(REQUIRED WORK): For every line in the data below that contains "事件摘要", copy the line.

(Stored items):
*** Begin section ***

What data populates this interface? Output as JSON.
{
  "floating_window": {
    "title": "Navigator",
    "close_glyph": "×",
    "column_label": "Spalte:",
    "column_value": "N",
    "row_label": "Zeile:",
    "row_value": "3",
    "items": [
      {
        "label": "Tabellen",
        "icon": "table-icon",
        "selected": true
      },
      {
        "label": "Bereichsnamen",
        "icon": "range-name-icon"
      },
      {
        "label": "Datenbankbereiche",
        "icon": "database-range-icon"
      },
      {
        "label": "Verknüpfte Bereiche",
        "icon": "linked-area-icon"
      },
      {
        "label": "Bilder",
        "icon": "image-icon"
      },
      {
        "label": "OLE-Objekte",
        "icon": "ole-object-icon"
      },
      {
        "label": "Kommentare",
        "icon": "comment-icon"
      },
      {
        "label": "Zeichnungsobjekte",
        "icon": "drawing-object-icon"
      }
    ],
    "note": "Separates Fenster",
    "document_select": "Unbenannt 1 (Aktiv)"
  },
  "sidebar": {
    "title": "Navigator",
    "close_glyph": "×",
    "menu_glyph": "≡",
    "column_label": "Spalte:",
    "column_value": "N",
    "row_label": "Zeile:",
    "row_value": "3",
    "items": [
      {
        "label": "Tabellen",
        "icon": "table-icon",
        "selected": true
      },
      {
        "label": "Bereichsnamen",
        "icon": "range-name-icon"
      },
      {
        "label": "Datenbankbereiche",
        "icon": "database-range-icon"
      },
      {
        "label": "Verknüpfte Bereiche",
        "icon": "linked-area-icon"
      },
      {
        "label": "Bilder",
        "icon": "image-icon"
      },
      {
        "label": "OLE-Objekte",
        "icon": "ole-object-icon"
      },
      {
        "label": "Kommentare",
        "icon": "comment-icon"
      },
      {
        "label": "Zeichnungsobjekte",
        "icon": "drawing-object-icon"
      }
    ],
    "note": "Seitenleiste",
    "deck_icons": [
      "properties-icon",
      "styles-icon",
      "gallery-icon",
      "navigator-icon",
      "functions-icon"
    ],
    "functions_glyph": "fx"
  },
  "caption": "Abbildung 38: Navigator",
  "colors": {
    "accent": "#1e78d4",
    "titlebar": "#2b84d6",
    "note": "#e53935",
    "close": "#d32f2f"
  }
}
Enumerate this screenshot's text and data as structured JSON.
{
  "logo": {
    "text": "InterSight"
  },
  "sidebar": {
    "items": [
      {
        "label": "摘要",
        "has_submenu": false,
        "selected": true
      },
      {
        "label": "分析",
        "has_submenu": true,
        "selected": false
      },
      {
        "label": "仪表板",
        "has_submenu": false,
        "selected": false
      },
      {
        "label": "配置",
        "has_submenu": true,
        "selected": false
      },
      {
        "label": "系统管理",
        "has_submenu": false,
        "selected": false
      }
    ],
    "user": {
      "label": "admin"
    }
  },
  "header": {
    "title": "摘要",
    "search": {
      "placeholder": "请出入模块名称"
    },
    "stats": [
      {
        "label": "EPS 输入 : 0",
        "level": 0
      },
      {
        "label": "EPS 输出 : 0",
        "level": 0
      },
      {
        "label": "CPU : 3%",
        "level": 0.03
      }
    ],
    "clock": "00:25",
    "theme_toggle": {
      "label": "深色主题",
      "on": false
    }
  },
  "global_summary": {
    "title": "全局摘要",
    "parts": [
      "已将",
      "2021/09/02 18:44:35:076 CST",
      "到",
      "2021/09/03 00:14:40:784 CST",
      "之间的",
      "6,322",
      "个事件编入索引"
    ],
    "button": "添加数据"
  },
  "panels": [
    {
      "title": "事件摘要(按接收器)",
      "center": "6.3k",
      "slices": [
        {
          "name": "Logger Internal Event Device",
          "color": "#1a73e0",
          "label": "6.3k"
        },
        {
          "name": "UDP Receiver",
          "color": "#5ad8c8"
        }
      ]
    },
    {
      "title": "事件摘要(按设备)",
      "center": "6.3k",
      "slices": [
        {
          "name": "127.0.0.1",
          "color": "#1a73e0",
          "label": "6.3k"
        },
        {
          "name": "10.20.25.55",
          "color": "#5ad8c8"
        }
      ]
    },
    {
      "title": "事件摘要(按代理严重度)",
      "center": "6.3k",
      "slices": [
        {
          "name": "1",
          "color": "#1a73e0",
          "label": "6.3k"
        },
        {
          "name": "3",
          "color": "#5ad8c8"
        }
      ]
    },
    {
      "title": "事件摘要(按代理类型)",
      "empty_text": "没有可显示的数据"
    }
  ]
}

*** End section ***

(SOLUTION):
      "title": "事件摘要(按接收器)",
      "title": "事件摘要(按设备)",
      "title": "事件摘要(按代理严重度)",
      "title": "事件摘要(按代理类型)",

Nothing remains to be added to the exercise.